So that's not the aim of our guide, though it will help you on the way there if that is your goal. Instead, over the next several weeks, we will be publishing a weekly column where two of our contributors - former intern and current translator Zara Castagna and editor Martin Jonsson - will share with you their own experiences in reducing waste, and tips and tricks they've picked up along the way. A personal guide to reducing waste, if you will.
Why reduce waste
With climate change and the environmental impact of our consumption a big part of contemporary discussion, chances are you very aware indeed of why reducing waste is a good thing. It's worth remembering that the average person in Luxembourg produces 52kg of plastic waste per year, well above the EU average of 31kg. Earlier this year, Greenpeace launched a campaign to highlight the importance of reducing waste. It's also important to note that a lot of packaging cannot be effectively recycled, if at all.
The principles of reducing waste
You may be familiar with the basic principles of reducing waste already. In order: refuse, reduce, reuse, repurpose, recycle.
The idea is that you should start by refusing to accept or purchase something with unwanted packaging, to the extent possible at least. If unavoidable, try to reduce the quantity you buy. Then, reuse the unwanted element rather than throwing it away. If that's not an option (or has been done a time too many), can you repurpose it for another use? Only after these steps should you recycle, which is a last resort rather than an immediate solution to the waste issue.
About the series

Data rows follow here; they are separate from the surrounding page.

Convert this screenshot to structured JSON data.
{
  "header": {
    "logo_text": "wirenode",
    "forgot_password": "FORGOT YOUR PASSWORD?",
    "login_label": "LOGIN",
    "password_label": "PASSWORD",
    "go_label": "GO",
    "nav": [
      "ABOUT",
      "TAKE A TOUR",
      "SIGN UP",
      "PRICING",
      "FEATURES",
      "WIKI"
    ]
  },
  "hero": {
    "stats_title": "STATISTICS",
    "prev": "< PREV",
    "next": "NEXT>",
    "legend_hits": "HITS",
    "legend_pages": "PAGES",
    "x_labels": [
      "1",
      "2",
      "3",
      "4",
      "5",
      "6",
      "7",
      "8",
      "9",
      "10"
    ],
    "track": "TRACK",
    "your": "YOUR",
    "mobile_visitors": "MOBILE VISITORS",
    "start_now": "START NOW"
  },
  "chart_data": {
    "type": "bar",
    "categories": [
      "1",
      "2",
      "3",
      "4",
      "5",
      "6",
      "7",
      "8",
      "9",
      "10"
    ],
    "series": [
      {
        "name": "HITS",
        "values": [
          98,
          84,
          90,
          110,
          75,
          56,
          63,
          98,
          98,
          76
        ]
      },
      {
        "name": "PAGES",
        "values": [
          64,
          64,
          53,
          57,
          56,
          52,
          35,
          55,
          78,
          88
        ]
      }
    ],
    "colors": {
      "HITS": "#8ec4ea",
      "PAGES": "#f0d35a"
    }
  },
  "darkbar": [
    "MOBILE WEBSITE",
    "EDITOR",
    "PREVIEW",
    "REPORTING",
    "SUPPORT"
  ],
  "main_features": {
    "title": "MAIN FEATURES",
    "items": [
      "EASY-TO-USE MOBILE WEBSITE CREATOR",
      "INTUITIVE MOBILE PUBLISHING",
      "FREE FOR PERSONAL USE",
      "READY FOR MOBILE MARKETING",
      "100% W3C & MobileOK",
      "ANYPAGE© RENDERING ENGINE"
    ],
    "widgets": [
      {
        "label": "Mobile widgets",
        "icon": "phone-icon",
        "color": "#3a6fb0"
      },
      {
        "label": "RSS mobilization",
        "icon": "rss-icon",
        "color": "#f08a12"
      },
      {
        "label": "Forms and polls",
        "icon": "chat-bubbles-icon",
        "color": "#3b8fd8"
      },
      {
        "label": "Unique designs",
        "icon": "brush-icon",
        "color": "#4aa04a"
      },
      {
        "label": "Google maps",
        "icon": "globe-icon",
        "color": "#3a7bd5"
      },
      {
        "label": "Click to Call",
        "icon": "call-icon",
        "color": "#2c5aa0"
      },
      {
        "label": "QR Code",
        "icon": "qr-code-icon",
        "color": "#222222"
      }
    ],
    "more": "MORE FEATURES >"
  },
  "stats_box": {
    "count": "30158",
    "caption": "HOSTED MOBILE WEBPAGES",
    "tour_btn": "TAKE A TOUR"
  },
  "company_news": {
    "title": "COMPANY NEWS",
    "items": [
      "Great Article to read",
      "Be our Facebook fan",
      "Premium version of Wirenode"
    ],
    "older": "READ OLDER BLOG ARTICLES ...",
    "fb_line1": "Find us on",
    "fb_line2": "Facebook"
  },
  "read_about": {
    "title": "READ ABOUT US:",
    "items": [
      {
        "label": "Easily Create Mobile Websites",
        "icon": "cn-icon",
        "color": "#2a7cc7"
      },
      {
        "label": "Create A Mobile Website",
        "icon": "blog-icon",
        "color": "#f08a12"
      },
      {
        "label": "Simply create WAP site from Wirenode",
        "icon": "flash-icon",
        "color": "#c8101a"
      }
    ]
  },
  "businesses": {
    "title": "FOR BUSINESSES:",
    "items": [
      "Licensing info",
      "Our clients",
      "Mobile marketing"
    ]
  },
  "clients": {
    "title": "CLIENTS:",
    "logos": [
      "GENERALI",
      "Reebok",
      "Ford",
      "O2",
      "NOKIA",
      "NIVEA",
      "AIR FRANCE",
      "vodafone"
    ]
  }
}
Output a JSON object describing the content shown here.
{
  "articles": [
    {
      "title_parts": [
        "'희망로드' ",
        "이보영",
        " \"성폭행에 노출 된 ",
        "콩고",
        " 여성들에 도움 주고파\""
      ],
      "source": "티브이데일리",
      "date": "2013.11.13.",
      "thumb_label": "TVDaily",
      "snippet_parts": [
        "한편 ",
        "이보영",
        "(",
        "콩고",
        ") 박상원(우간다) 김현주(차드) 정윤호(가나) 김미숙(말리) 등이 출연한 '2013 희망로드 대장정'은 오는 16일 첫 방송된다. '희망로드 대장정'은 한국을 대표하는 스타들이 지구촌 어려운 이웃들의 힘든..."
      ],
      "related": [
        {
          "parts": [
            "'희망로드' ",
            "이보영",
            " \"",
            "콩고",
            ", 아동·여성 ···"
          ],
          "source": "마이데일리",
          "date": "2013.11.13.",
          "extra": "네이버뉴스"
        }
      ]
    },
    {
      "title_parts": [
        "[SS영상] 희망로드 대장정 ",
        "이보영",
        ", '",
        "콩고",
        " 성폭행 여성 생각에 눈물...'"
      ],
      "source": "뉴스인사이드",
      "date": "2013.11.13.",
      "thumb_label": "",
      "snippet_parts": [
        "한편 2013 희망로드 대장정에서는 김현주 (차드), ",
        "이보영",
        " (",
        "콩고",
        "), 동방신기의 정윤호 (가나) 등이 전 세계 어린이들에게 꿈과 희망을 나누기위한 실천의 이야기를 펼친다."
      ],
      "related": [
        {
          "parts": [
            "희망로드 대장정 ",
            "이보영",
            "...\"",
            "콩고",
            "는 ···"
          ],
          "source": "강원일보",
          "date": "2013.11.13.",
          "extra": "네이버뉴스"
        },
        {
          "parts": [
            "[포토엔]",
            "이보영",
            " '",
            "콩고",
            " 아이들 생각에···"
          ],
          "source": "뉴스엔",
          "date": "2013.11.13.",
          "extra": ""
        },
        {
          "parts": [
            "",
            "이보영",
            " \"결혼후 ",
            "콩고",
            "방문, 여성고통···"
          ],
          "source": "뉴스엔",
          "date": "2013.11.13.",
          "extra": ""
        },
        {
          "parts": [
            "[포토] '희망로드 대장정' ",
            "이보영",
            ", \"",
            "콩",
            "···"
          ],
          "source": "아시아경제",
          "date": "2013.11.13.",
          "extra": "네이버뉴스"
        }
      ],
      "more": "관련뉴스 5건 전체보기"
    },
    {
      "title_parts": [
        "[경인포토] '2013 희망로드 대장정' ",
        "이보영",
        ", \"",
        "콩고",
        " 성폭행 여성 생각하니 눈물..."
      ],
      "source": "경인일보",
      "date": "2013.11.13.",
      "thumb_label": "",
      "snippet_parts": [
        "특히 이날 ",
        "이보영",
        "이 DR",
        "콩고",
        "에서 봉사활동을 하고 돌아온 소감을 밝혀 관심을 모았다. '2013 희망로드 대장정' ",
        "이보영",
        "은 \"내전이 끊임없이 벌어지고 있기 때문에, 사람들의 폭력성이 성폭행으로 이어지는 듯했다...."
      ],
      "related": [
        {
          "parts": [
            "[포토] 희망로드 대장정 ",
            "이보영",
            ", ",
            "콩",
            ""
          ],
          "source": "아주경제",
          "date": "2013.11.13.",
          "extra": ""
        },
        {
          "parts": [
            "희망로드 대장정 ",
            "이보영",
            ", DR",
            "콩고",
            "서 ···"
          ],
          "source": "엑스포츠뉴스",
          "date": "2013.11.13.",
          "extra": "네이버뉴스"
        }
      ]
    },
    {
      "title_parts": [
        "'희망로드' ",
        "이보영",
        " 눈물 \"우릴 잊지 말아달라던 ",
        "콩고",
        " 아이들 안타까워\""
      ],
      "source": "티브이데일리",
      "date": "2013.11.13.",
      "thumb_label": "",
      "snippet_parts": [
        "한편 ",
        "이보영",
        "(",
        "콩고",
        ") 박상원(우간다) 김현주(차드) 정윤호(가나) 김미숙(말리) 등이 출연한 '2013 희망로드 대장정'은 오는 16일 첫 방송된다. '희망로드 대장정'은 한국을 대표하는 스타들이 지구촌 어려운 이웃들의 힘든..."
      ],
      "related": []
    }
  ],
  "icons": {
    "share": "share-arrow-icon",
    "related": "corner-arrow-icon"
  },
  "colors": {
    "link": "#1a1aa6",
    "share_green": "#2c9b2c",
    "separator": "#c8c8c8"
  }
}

The series will progress from room to room, looking at how you can easiest reduce waste in each room of the house. The first few instalments will focus on what we personally found to be the easiest: the bathroom. From there we'll move to the kitchen, through to other living spaces. We'll also have instalments on where and what to buy, and much more. If you have any requests for something you would like us to answer, feel free to drop a comment below.